▶ **WHAT YOU ARE ASKED TO DO**
Search the records for the string "this", and show each line where it appears.

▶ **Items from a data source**
==============================

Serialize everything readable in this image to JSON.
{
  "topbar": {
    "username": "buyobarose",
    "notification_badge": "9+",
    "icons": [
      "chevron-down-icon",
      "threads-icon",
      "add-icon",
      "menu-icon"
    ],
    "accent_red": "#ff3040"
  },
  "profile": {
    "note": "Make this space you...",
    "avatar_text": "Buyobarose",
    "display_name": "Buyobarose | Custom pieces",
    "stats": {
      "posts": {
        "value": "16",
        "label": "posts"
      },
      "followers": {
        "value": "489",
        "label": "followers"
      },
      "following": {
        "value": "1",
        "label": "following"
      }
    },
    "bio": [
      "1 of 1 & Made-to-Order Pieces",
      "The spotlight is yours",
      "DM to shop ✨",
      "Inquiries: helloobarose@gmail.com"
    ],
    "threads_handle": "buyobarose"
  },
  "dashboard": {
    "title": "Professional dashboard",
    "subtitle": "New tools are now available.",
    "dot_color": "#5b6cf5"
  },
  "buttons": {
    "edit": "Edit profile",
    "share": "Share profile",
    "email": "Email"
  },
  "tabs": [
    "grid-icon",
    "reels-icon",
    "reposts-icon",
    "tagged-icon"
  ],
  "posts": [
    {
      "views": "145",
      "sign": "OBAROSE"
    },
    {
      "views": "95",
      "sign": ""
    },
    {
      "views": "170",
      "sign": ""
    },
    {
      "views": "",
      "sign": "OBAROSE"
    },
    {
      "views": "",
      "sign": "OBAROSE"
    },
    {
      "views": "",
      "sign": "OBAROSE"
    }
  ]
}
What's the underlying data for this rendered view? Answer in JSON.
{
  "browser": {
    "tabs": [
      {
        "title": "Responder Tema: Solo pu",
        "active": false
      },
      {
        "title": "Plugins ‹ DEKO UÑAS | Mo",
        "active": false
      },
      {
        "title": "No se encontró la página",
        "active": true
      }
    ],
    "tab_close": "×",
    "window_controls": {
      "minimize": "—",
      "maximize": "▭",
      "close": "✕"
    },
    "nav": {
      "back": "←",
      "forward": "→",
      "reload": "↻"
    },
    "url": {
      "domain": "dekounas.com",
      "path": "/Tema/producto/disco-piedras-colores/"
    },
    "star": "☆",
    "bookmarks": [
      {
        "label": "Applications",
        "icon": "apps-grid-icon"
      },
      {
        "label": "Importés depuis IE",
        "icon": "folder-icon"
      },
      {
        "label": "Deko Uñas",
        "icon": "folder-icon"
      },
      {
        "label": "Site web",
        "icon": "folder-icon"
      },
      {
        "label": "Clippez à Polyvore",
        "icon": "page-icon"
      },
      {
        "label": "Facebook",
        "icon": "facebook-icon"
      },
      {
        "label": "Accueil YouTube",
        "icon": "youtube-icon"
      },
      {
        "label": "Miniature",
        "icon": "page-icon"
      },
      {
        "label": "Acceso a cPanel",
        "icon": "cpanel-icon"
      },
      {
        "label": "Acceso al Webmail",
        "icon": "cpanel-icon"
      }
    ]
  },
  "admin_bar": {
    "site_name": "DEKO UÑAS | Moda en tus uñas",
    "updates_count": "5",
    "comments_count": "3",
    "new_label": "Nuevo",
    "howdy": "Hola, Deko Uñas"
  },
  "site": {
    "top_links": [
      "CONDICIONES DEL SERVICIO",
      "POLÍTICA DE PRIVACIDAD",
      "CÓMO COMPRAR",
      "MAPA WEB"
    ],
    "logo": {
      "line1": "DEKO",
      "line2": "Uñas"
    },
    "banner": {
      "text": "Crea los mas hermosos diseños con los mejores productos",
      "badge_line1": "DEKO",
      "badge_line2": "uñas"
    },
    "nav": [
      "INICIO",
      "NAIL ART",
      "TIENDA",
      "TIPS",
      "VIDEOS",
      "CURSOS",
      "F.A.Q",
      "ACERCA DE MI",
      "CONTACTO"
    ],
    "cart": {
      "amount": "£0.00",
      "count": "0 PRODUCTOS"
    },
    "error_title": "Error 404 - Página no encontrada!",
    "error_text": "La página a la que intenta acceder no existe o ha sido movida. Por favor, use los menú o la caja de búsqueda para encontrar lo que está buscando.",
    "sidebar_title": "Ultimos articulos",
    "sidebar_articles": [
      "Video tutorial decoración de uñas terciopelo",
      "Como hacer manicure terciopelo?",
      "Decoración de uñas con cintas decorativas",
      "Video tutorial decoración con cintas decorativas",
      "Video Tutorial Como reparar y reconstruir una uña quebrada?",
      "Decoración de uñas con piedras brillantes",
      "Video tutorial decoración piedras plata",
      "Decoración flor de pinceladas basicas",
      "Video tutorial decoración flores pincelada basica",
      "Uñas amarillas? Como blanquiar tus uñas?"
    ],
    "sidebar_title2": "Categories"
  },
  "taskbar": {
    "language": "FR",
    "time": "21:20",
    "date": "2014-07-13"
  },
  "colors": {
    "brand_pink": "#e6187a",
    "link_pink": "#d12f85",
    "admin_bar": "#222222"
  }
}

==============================

▶ **FINISHED TASK**
Serialize everything readable in this image to JSON.
    "note": "Make this space you...",
What's the underlying data for this rendered view? Answer in JSON.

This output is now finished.